Extensometers for materials testing
38 EXTENSOMETER MODELS are available in many thousands of variations. Our focus on helping customers has led to the development of models to cover nearly any test method.
Operation of these, and all of Epsilon’s extensometers, are
VERIFIED TO APPLICABLE STANDARDS SUCH AS ASTM E83 OR ISO 9513
using in-house calibration systems that are calibrated with Epsilon’s laser interferometer system.
WITH EPSILON’S 20+ YEAR HISTORY OF SERVICE
to the materials testing community, you know we will be there to stand behind our products when your critical application requires it.
What are they?
Shunt calibration modules are a means of transferring Epsilon’s transducer calibration to a customer’s electronics, so the output reads correctly.
A very common method of calibrating electronics for use with strain gaged transducers is through a process known as shunt calibration. A resistor connected across one arm of the sensor bridge causes the output to shift. When properly chosen this resistor will simulate an output whose value may be precisely measured and reported.
In order to set the electronics properly, it must read zero when the extensometer is at zero. It also must have the proper amplification (or output slope) so that non-zero readings are correct. Two points are required to accomplish this.
The Shunt Calibration Module works for any of Epsilon’s strain gaged extensometers and with nearly any electronics. As shown in the photos to the right, the module is a simple plug in device containing the shunt resistor. It plugs into a miniature connector extending out the back of the extensometer connector. When plugged in, it shunts across one arm of the sensor and shifts the output to a precise value recorded on the extensometers test certificate.
Calibration requires only these two simple steps:

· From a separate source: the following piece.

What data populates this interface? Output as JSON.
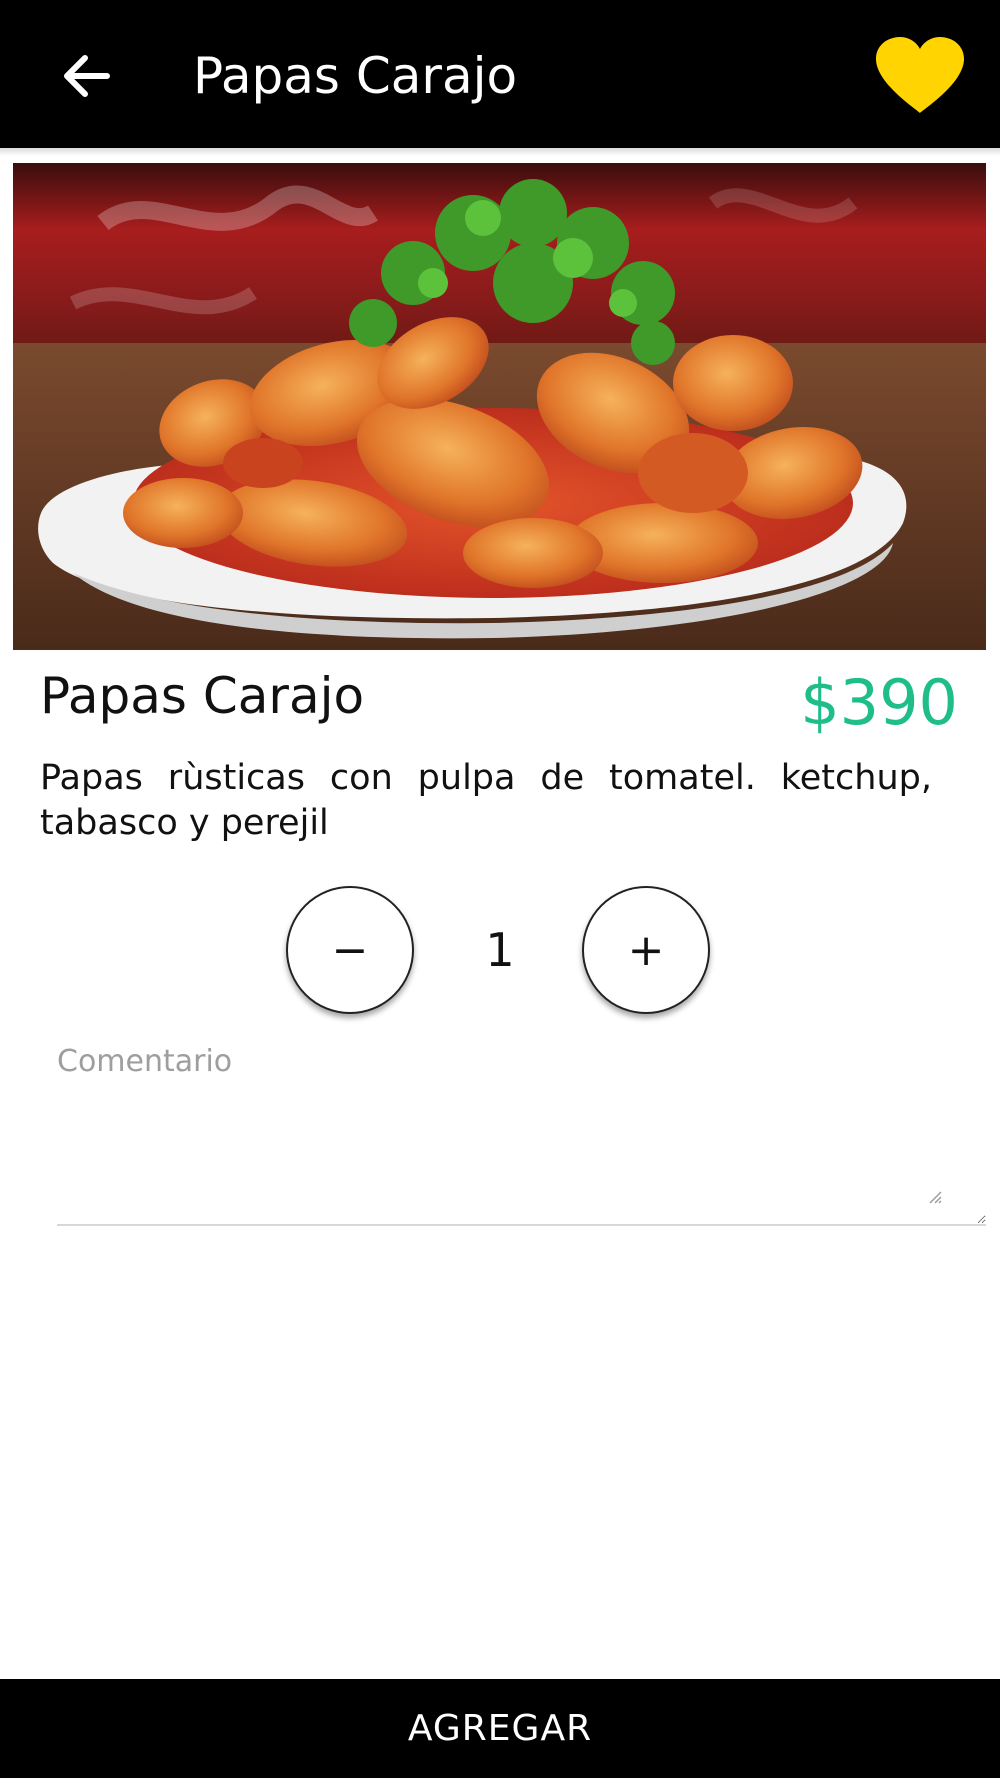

- Mount the extensometer on a sample. Adjust the output to read zero. This sets point 1 in the example graph above. This is the zero offset or tare.
- Plug in the Shunt Module. Adjust the output readings to precisely the value provided. This sets point 2 in the example. This amounts to adjusting the gain or amplification.
That’s all it takes.
This process works for almost every situation. Further information is provided with every module. This works even if the test controls have internal shunt calibration capability. It is useful for digital systems which read in strain directly, as well as older system which read in volts. It may be used for data acquisition systems and stand alone signal conditioning electronics. For controls which only allow for one extensometer, it’s a quick way to switch over to a second.
For systems with multiple calibration ranges, as common in materials testing, multiple Shunt Modules may be ordered, each set for the range specified.
With Epsilon’s Shunt Calibration Module, periodic re-calibration of the extensometer may be accomplished by sending the extensometer and module to Epsilon for re-calibration. They also provide a quick means to check that your electronics is properly set and has not shifted.